[Entries taken from a collection]
■ ■ ■

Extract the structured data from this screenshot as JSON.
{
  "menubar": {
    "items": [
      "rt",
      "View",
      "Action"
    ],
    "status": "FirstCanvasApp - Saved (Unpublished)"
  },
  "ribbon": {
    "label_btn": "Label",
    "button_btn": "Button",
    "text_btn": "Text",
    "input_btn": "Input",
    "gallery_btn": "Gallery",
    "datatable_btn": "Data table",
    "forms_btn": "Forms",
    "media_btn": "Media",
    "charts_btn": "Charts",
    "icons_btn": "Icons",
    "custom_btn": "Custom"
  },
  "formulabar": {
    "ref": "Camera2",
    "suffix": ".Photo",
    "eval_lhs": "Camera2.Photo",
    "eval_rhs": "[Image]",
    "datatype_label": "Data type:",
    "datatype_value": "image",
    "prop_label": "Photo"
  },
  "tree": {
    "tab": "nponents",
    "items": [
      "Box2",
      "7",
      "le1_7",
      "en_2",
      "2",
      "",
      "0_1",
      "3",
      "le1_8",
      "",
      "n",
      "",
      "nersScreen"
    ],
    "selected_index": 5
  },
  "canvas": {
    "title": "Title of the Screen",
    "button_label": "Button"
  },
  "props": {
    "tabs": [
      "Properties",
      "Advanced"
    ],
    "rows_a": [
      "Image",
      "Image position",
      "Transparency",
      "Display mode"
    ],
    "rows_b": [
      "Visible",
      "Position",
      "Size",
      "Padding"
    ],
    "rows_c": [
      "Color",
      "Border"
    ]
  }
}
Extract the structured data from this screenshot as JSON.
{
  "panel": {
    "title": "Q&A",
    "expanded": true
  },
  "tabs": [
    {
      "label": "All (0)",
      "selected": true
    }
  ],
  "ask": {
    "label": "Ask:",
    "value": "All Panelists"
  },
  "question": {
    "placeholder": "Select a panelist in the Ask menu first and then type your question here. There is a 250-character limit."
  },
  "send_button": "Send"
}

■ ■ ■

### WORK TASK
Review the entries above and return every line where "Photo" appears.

### RESPONSE BELOW
    "suffix": ".Photo",
    "eval_lhs": "Camera2.Photo",
    "prop_label": "Photo"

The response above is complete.